Understanding legal implications of AI critical to leveraging its power for your business
BY CAROLE J. PIOVESAN, McCarthy Tétrault LLP
ARTIFICIAL Intelligence (AI) refers to a computer system that can analyze massive amounts of data, learn from the analysis and execute actions in unconventional ways, over time, without the need for human intervention. It provides tremendous opportunities for businesses to identify areas for improvement, potential increases in efficiencies, improvements to corporate strategies and reductions in costs, among countless other possible uses.
AI in the Retail Space
AI is being utilized across the retail sector, changing the way people buy and sell and the way organizations provide services and products to consumers.
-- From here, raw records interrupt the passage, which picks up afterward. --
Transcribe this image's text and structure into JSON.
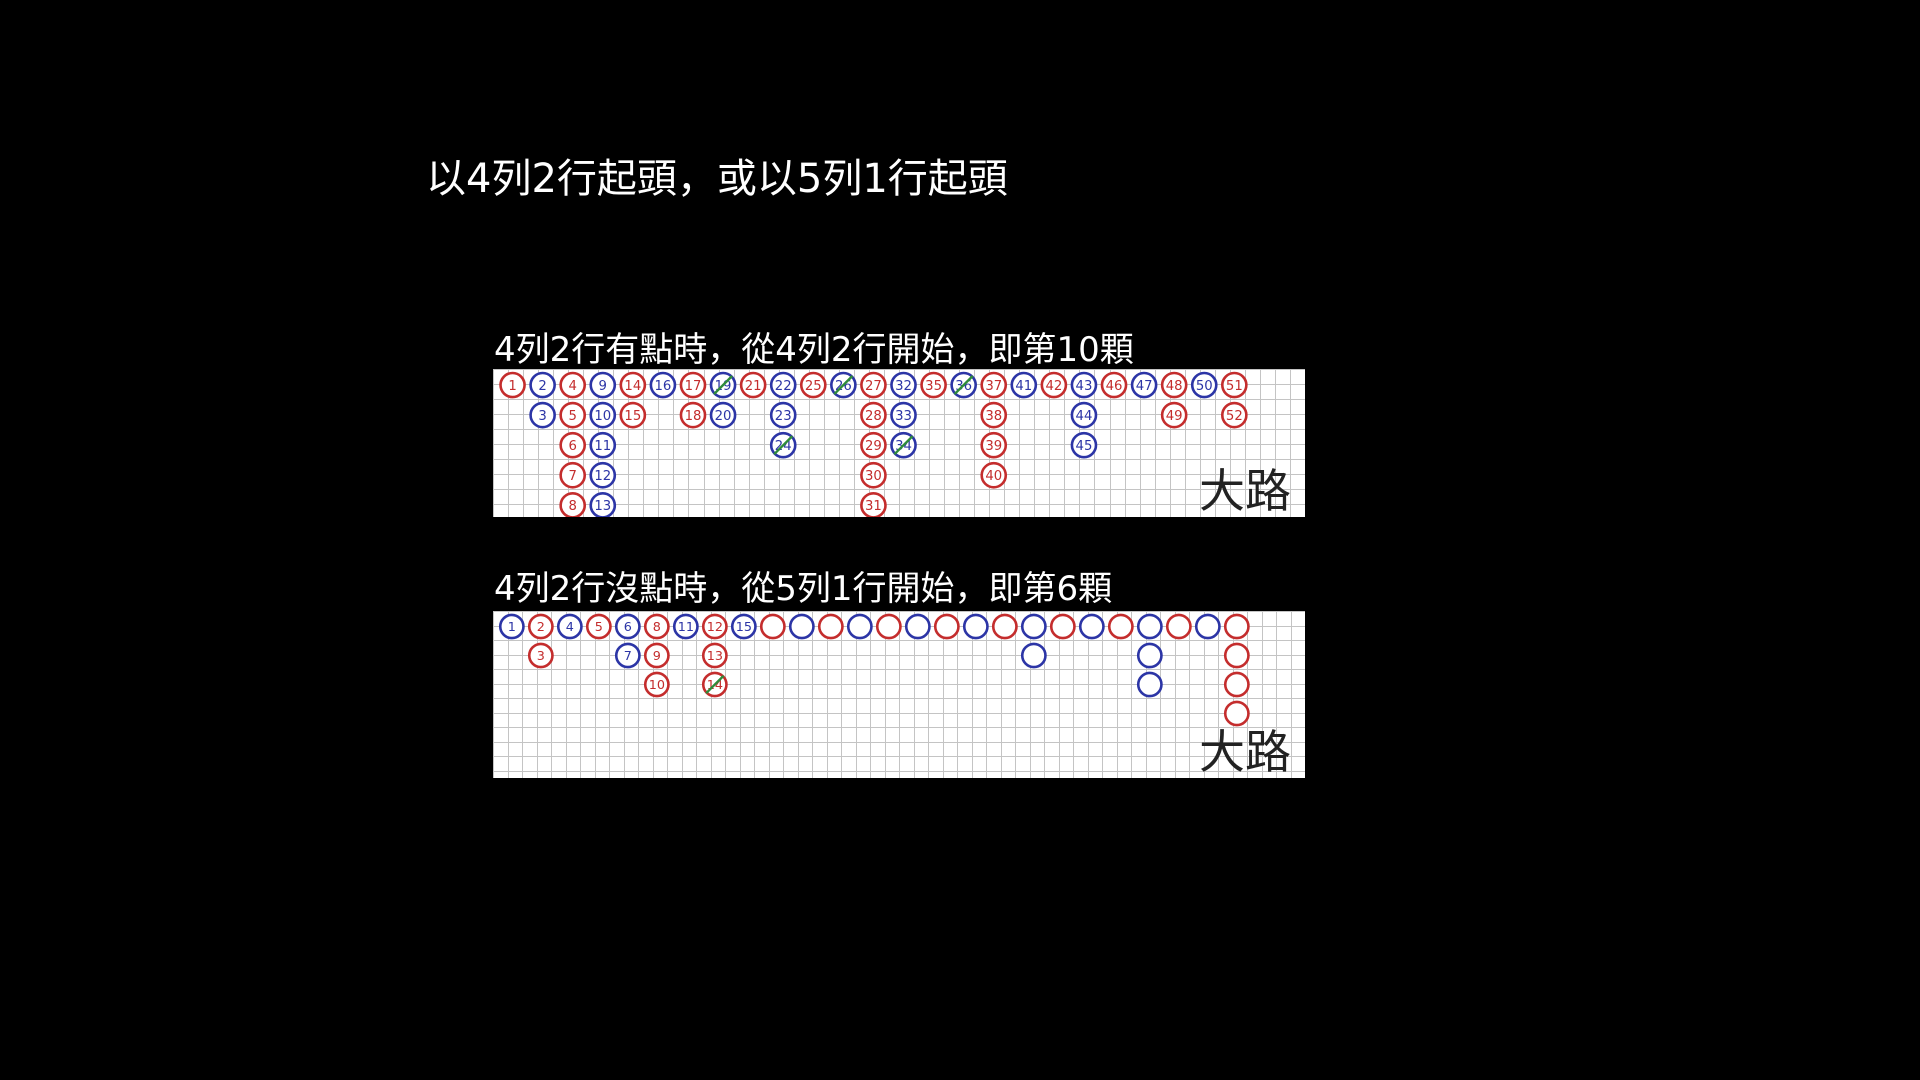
{
  "title": "以4列2行起頭，或以5列1行起頭",
  "colors": {
    "background": "#000000",
    "text": "#ffffff",
    "grid_bg": "#ffffff",
    "grid_line": "#c4c4c4",
    "banker": "#c42d2d",
    "player": "#2c35a6",
    "tie": "#2e8b3a"
  },
  "roads": [
    {
      "caption": "4列2行有點時，從4列2行開始，即第10顆",
      "label": "大路",
      "grid": {
        "cols": 27,
        "rows": 6
      },
      "beads": [
        {
          "col": 0,
          "row": 0,
          "color": "red",
          "n": "1"
        },
        {
          "col": 1,
          "row": 0,
          "color": "blue",
          "n": "2"
        },
        {
          "col": 1,
          "row": 1,
          "color": "blue",
          "n": "3"
        },
        {
          "col": 2,
          "row": 0,
          "color": "red",
          "n": "4"
        },
        {
          "col": 2,
          "row": 1,
          "color": "red",
          "n": "5"
        },
        {
          "col": 2,
          "row": 2,
          "color": "red",
          "n": "6"
        },
        {
          "col": 2,
          "row": 3,
          "color": "red",
          "n": "7"
        },
        {
          "col": 2,
          "row": 4,
          "color": "red",
          "n": "8"
        },
        {
          "col": 3,
          "row": 0,
          "color": "blue",
          "n": "9"
        },
        {
          "col": 3,
          "row": 1,
          "color": "blue",
          "n": "10"
        },
        {
          "col": 3,
          "row": 2,
          "color": "blue",
          "n": "11"
        },
        {
          "col": 3,
          "row": 3,
          "color": "blue",
          "n": "12"
        },
        {
          "col": 3,
          "row": 4,
          "color": "blue",
          "n": "13"
        },
        {
          "col": 4,
          "row": 0,
          "color": "red",
          "n": "14"
        },
        {
          "col": 4,
          "row": 1,
          "color": "red",
          "n": "15"
        },
        {
          "col": 5,
          "row": 0,
          "color": "blue",
          "n": "16"
        },
        {
          "col": 6,
          "row": 0,
          "color": "red",
          "n": "17"
        },
        {
          "col": 6,
          "row": 1,
          "color": "red",
          "n": "18"
        },
        {
          "col": 7,
          "row": 0,
          "color": "blue",
          "n": "19",
          "tie": true
        },
        {
          "col": 7,
          "row": 1,
          "color": "blue",
          "n": "20"
        },
        {
          "col": 8,
          "row": 0,
          "color": "red",
          "n": "21"
        },
        {
          "col": 9,
          "row": 0,
          "color": "blue",
          "n": "22"
        },
        {
          "col": 9,
          "row": 1,
          "color": "blue",
          "n": "23"
        },
        {
          "col": 9,
          "row": 2,
          "color": "blue",
          "n": "24",
          "tie": true
        },
        {
          "col": 10,
          "row": 0,
          "color": "red",
          "n": "25"
        },
        {
          "col": 11,
          "row": 0,
          "color": "blue",
          "n": "26",
          "tie": true
        },
        {
          "col": 12,
          "row": 0,
          "color": "red",
          "n": "27"
        },
        {
          "col": 12,
          "row": 1,
          "color": "red",
          "n": "28"
        },
        {
          "col": 12,
          "row": 2,
          "color": "red",
          "n": "29"
        },
        {
          "col": 12,
          "row": 3,
          "color": "red",
          "n": "30"
        },
        {
          "col": 12,
          "row": 4,
          "color": "red",
          "n": "31"
        },
        {
          "col": 13,
          "row": 0,
          "color": "blue",
          "n": "32"
        },
        {
          "col": 13,
          "row": 1,
          "color": "blue",
          "n": "33"
        },
        {
          "col": 13,
          "row": 2,
          "color": "blue",
          "n": "34",
          "tie": true
        },
        {
          "col": 14,
          "row": 0,
          "color": "red",
          "n": "35"
        },
        {
          "col": 15,
          "row": 0,
          "color": "blue",
          "n": "36",
          "tie": true
        },
        {
          "col": 16,
          "row": 0,
          "color": "red",
          "n": "37"
        },
        {
          "col": 16,
          "row": 1,
          "color": "red",
          "n": "38"
        },
        {
          "col": 16,
          "row": 2,
          "color": "red",
          "n": "39"
        },
        {
          "col": 16,
          "row": 3,
          "color": "red",
          "n": "40"
        },
        {
          "col": 17,
          "row": 0,
          "color": "blue",
          "n": "41"
        },
        {
          "col": 18,
          "row": 0,
          "color": "red",
          "n": "42"
        },
        {
          "col": 19,
          "row": 0,
          "color": "blue",
          "n": "43"
        },
        {
          "col": 19,
          "row": 1,
          "color": "blue",
          "n": "44"
        },
        {
          "col": 19,
          "row": 2,
          "color": "blue",
          "n": "45"
        },
        {
          "col": 20,
          "row": 0,
          "color": "red",
          "n": "46"
        },
        {
          "col": 21,
          "row": 0,
          "color": "blue",
          "n": "47"
        },
        {
          "col": 22,
          "row": 0,
          "color": "red",
          "n": "48"
        },
        {
          "col": 22,
          "row": 1,
          "color": "red",
          "n": "49"
        },
        {
          "col": 23,
          "row": 0,
          "color": "blue",
          "n": "50"
        },
        {
          "col": 24,
          "row": 0,
          "color": "red",
          "n": "51"
        },
        {
          "col": 24,
          "row": 1,
          "color": "red",
          "n": "52"
        }
      ]
    },
    {
      "caption": "4列2行沒點時，從5列1行開始，即第6顆",
      "label": "大路",
      "grid": {
        "cols": 28,
        "rows": 6
      },
      "beads": [
        {
          "col": 0,
          "row": 0,
          "color": "blue",
          "n": "1"
        },
        {
          "col": 1,
          "row": 0,
          "color": "red",
          "n": "2"
        },
        {
          "col": 1,
          "row": 1,
          "color": "red",
          "n": "3"
        },
        {
          "col": 2,
          "row": 0,
          "color": "blue",
          "n": "4"
        },
        {
          "col": 3,
          "row": 0,
          "color": "red",
          "n": "5"
        },
        {
          "col": 4,
          "row": 0,
          "color": "blue",
          "n": "6"
        },
        {
          "col": 4,
          "row": 1,
          "color": "blue",
          "n": "7"
        },
        {
          "col": 5,
          "row": 0,
          "color": "red",
          "n": "8"
        },
        {
          "col": 5,
          "row": 1,
          "color": "red",
          "n": "9"
        },
        {
          "col": 5,
          "row": 2,
          "color": "red",
          "n": "10"
        },
        {
          "col": 6,
          "row": 0,
          "color": "blue",
          "n": "11"
        },
        {
          "col": 7,
          "row": 0,
          "color": "red",
          "n": "12"
        },
        {
          "col": 7,
          "row": 1,
          "color": "red",
          "n": "13"
        },
        {
          "col": 7,
          "row": 2,
          "color": "red",
          "n": "14",
          "tie": true
        },
        {
          "col": 8,
          "row": 0,
          "color": "blue",
          "n": "15"
        },
        {
          "col": 9,
          "row": 0,
          "color": "red",
          "n": ""
        },
        {
          "col": 10,
          "row": 0,
          "color": "blue",
          "n": ""
        },
        {
          "col": 11,
          "row": 0,
          "color": "red",
          "n": ""
        },
        {
          "col": 12,
          "row": 0,
          "color": "blue",
          "n": ""
        },
        {
          "col": 13,
          "row": 0,
          "color": "red",
          "n": ""
        },
        {
          "col": 14,
          "row": 0,
          "color": "blue",
          "n": ""
        },
        {
          "col": 15,
          "row": 0,
          "color": "red",
          "n": ""
        },
        {
          "col": 16,
          "row": 0,
          "color": "blue",
          "n": ""
        },
        {
          "col": 17,
          "row": 0,
          "color": "red",
          "n": ""
        },
        {
          "col": 18,
          "row": 0,
          "color": "blue",
          "n": ""
        },
        {
          "col": 18,
          "row": 1,
          "color": "blue",
          "n": ""
        },
        {
          "col": 19,
          "row": 0,
          "color": "red",
          "n": ""
        },
        {
          "col": 20,
          "row": 0,
          "color": "blue",
          "n": ""
        },
        {
          "col": 21,
          "row": 0,
          "color": "red",
          "n": ""
        },
        {
          "col": 22,
          "row": 0,
          "color": "blue",
          "n": ""
        },
        {
          "col": 22,
          "row": 1,
          "color": "blue",
          "n": ""
        },
        {
          "col": 22,
          "row": 2,
          "color": "blue",
          "n": ""
        },
        {
          "col": 23,
          "row": 0,
          "color": "red",
          "n": ""
        },
        {
          "col": 24,
          "row": 0,
          "color": "blue",
          "n": ""
        },
        {
          "col": 25,
          "row": 0,
          "color": "red",
          "n": ""
        },
        {
          "col": 25,
          "row": 1,
          "color": "red",
          "n": ""
        },
        {
          "col": 25,
          "row": 2,
          "color": "red",
          "n": ""
        },
        {
          "col": 25,
          "row": 3,
          "color": "red",
          "n": ""
        }
      ]
    }
  ]
}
Consumers are seeking more convenient, responsive and personalized services from retailers. AI applications such as chatbots, advanced recommendation engines, and price and incentive personalization platforms help organizations provide these responsive services.
Advantaged technologies like AI are being used to detect counterfeit products, help customers “try-on” products using augmented reality, redesign the entire storefront experience, reduce the size of warehouses and make inventory management more efficient, among many other possible use cases. Investments are on the rise in robotics, virtual assistants and inventory management. In fact, according the CB Insights, “Top Retail AI Trends to Watch”, retail AI start-ups raised $1.8 billion across 374 deals from Q1 2013 to Q3 2018. Translation: AI is hot in retail.
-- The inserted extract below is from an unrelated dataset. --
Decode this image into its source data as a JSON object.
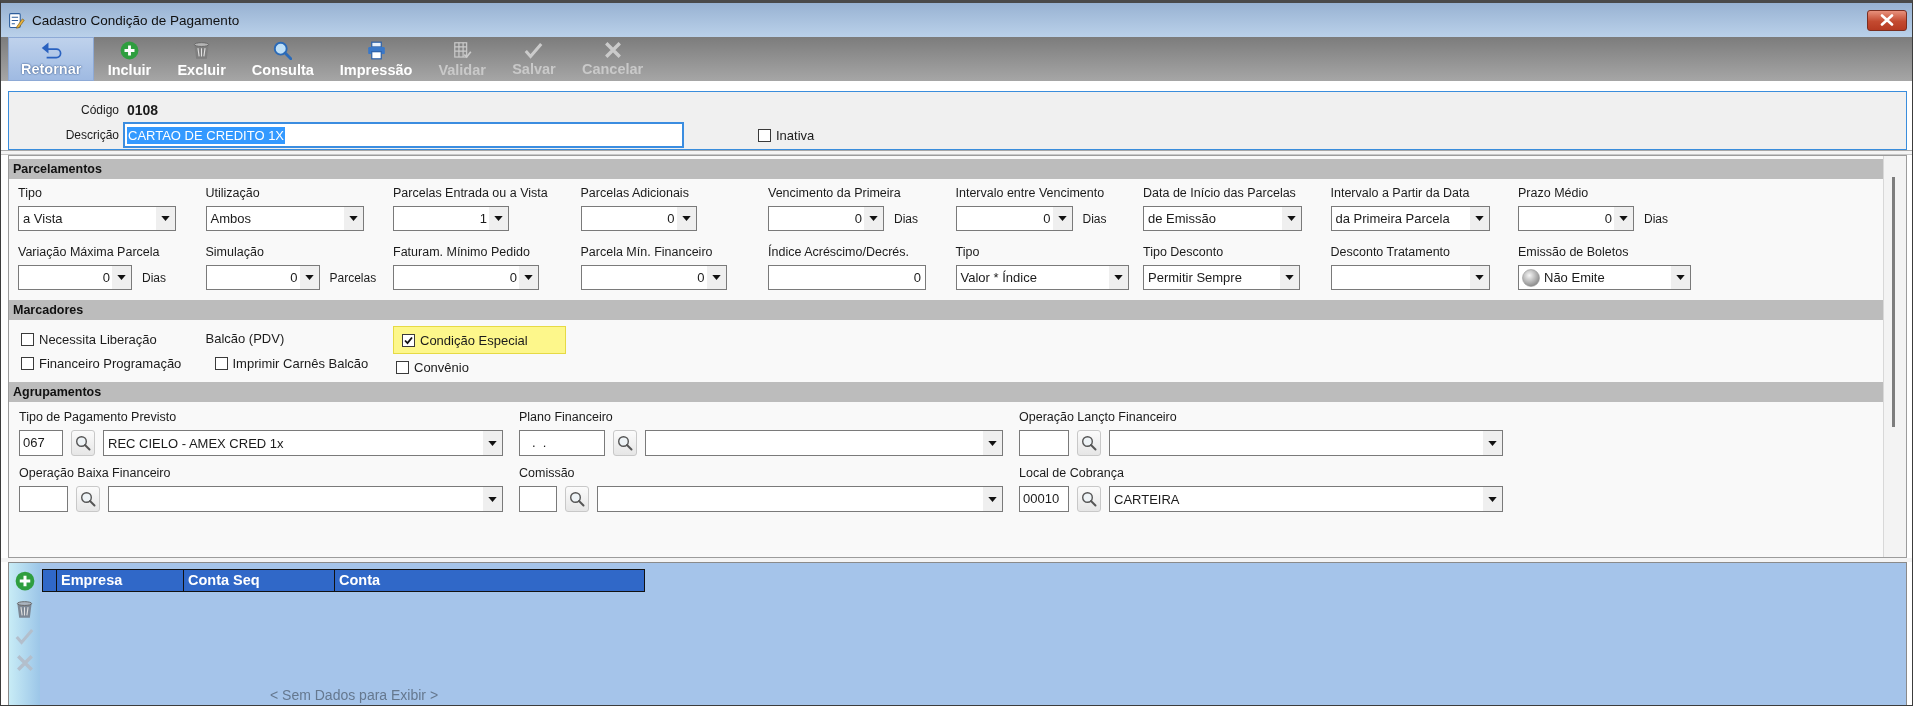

Some Legal Implications
There are aspects of AI development and operationalization that engage some core legal issues. Developing a deep understanding of the AI system the organization is building, buying or operationalizing is critical to supporting innovation while mitigating risks. Some top-of-mind issues include:
Privacy Law: Large datasets are required to train algorithms. These datasets often include personal information that is subject to privacy protections. Developing good data governance practices and privacy assessment policies are key to facilitating AI innovation in your company.
Cybersecurity: Companies are encouraged to develop comprehensive cybersecurity plans to manage risks of data breaches and cyber-attacks. These plans streamline communications and improve outcomes for companies following a breach.
Intellectual Property (IP) Law: AI systems are both users and creators of IP. As a result, they raise some unique questions from an IP perspective. These may include patents for AI created products, copyright infringement, and ownership rights.
AI can improve customer experiences, create efficiencies and result in higher profit margins. Organizations and legal advisors, however, are grappling with the fundamental questions arising from the transformative technology that is AI. Organizations that understand the legal risks associated with it can take steps to reduce them and ultimately realize a greater return on the technology’s benefits.